Hunter Gabe Van Wormer and I recently went walking through some woods just north of Lansing. The area is hemmed in with suburban neighborhoods. But there are deer in these woods.
"It’s a nice little thicket back here…there’s a bedding area where there are some deer back in this area," Van Wormer says as we climb a small hill, "What I’m doing is looking for some sign…maybe a scrap or a rub where the deer left their calling card if you will.”
As we walk, Van Wormer says hunting for him is about being in nature. He says its also about family.
“My dad got me into it about 20 years ago…and actually before that he was taking me out into the tree stand with him and deer blinds…tradition runs strong in my family," says Van Wormer.
Van Wormer says he’s looking forward to bringing his two young sons out hunting with him next year.
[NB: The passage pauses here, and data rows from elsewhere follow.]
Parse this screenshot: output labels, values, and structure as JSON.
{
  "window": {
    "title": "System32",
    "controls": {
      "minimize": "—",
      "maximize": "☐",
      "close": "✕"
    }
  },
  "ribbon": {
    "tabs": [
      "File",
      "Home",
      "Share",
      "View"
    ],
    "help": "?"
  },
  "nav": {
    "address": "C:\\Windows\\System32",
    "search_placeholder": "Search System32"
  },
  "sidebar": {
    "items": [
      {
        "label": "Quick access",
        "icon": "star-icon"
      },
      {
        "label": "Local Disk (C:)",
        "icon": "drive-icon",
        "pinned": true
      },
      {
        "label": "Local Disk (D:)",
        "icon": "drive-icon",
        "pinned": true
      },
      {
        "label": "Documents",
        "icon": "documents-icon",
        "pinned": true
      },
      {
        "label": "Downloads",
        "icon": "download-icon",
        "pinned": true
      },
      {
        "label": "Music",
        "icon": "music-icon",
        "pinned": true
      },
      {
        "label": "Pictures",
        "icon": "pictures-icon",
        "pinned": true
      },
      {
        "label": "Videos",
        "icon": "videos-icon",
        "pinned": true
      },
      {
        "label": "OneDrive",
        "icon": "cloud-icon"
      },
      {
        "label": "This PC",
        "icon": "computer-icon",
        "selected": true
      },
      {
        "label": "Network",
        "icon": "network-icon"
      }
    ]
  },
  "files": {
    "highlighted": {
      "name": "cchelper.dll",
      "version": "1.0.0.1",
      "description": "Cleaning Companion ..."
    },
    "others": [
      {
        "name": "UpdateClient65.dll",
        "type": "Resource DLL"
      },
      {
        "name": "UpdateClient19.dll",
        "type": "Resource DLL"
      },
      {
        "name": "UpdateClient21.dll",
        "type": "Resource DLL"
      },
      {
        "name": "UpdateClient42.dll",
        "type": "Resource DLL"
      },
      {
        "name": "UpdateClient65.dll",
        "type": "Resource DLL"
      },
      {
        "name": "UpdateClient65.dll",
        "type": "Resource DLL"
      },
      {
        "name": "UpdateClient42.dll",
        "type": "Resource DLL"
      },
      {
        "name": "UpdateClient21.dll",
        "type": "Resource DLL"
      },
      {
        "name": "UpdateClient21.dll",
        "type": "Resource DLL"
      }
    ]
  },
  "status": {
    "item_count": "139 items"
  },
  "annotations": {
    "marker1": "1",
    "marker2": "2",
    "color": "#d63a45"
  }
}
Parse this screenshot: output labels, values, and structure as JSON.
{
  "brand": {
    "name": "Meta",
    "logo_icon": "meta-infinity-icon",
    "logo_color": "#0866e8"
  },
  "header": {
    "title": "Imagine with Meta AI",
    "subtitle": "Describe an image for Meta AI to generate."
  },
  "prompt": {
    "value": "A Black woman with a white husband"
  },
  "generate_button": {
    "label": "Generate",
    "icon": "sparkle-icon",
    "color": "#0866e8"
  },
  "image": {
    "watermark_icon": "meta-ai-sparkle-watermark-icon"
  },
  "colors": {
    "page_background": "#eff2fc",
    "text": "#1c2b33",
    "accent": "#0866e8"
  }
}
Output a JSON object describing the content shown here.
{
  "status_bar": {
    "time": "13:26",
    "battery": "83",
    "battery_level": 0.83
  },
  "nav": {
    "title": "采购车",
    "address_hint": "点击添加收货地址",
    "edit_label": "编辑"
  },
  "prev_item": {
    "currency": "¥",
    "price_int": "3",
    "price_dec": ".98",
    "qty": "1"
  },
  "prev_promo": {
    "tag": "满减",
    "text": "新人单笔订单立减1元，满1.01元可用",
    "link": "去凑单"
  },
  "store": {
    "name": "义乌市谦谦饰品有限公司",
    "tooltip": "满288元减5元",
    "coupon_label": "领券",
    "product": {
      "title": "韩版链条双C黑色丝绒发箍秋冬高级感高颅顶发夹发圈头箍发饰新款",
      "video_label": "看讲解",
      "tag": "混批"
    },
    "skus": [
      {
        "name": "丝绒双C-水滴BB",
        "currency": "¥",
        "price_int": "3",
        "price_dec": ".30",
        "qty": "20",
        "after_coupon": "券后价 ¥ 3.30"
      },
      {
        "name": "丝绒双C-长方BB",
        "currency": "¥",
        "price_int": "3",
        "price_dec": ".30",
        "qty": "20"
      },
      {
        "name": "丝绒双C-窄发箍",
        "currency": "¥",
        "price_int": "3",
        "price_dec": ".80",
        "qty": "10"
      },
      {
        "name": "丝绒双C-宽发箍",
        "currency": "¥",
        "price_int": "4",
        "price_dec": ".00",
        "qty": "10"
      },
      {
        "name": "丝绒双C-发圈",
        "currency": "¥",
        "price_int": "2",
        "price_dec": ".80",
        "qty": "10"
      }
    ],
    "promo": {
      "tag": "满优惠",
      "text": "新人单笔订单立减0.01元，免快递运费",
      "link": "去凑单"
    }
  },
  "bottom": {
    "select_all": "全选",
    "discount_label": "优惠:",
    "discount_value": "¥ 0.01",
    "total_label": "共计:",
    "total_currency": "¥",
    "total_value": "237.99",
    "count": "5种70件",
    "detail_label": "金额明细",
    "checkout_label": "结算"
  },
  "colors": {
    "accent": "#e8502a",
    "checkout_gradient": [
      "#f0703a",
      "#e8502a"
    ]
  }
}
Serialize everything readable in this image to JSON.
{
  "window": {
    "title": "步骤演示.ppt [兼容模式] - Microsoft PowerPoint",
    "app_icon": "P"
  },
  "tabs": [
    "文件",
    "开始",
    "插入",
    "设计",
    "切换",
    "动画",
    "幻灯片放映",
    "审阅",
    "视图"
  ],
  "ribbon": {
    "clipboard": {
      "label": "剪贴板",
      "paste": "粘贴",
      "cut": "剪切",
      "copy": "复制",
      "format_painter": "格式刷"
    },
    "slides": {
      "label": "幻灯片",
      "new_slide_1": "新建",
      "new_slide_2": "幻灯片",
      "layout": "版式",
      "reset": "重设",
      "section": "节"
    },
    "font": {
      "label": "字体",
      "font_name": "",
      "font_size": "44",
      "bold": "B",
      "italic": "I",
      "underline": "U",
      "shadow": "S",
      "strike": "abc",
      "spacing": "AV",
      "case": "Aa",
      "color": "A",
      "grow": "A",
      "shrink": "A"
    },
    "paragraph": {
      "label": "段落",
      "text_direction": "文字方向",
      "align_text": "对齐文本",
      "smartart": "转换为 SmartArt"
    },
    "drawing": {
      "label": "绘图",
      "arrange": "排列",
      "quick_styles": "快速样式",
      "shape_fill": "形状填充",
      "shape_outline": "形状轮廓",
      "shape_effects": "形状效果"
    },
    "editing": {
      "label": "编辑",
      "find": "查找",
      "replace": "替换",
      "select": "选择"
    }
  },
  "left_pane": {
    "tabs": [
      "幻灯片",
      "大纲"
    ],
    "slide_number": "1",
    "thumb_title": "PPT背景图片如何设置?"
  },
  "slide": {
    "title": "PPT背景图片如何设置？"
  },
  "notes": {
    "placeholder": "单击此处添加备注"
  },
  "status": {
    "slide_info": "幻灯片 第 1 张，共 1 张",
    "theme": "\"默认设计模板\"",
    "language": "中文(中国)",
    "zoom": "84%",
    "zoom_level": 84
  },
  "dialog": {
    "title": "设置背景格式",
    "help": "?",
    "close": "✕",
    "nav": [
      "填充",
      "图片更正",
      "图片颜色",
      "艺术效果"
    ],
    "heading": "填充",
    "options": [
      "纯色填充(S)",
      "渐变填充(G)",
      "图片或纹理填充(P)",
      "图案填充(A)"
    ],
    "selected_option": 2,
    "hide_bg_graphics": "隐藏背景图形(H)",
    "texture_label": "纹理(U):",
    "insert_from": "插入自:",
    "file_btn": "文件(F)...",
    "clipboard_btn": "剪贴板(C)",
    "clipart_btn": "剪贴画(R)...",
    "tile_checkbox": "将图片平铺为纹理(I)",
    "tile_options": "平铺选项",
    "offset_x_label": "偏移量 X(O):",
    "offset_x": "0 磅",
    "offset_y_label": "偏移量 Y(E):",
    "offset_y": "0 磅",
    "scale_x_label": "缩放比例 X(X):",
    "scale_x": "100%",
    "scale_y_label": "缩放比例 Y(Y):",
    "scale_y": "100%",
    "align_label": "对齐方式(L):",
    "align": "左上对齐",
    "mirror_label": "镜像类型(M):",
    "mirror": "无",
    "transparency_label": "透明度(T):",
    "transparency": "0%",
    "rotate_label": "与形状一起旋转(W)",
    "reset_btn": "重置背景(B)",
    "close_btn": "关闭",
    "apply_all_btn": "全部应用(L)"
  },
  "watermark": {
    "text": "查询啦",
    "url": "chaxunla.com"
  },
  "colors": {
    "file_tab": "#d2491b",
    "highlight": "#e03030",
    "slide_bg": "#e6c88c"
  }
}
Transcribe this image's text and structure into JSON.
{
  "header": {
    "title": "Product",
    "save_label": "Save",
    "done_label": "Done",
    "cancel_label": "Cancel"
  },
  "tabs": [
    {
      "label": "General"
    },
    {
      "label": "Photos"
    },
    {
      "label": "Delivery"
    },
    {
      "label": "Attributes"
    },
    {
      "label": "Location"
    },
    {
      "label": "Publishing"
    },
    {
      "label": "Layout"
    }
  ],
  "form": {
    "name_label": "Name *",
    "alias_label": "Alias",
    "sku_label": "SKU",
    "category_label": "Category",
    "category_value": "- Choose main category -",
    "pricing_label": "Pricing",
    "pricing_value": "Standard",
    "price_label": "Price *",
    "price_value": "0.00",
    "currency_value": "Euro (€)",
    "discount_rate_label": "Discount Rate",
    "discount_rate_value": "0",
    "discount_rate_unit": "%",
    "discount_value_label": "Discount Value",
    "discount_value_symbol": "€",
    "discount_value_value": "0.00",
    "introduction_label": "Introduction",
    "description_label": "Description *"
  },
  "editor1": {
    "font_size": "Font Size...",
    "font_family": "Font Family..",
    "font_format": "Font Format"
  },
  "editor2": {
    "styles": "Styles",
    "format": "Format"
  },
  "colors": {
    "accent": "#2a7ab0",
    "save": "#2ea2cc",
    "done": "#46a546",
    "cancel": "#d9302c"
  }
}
That’s good news for the state officials in charge of hunting in Michigan. They’re concerned not enough young people are taking up the sport. That has a few ripple effects, one of them being economic.
Rodney Stokes is the director of the state Department of Natural Resources. He says the two week firearm deer season generates about a half billion dollars for the Michigan economy.
"And this creates jobs. It creates economic opportunity," says Stokes, "A lot of people say the two weeks of firearm deer season…in many of the small businesses in our state…it equates to Black Friday after Thanksgiving…(in the way) it brings economic opportunity into those small communities.”
“This is just one of our coolers…I have got four coolers here," says Bret Griffis. The owner of the the Jerome Country Market, located US 12 in Hillsdale County, is showing me around his business.
“This cooler alone will hold 600 deer….and you can see a few of the deer carcasses we have hanging there," says Griffis.
During the fall, the Jerome Country Market’s team of butchers will process about 4,000, up to 350 a day at the height of deer season. Griffis says deer season represents about 50 percent of his business.
"So we rely on the deer season to kind of get us through …over the hump and through the slow months that are coming," says Griffis.
During the first two days of firearm deer season, the deer are not just in the store. The market features what it calls the state's largest buck pole, where Griffis says up to 200 bucks will hang, to judged and prizes will be awarded.
Hunter Gabe Van Wormer expects the deer he’ll harvest this fall will feed his family into July.
Back in the woods, Van Wormer and I stumbled across a pair of young bucks. The two darted from their hiding place in some high thickets. But one paused.
“He doesn’t want to leave...he keeps looking down in that thicket…because I’m assuming he’s got a doe down there," says Van Wormer.
The deer stands still for a few moments, then bolts to the relative safety of a clump of trees.
"There he goes….very cool," says Van Wormer in a low breath, "It’s always neat to see deer in the woods.”
That’s something the more than 600,000 licensed deer hunters would also like to see during the next few weeks.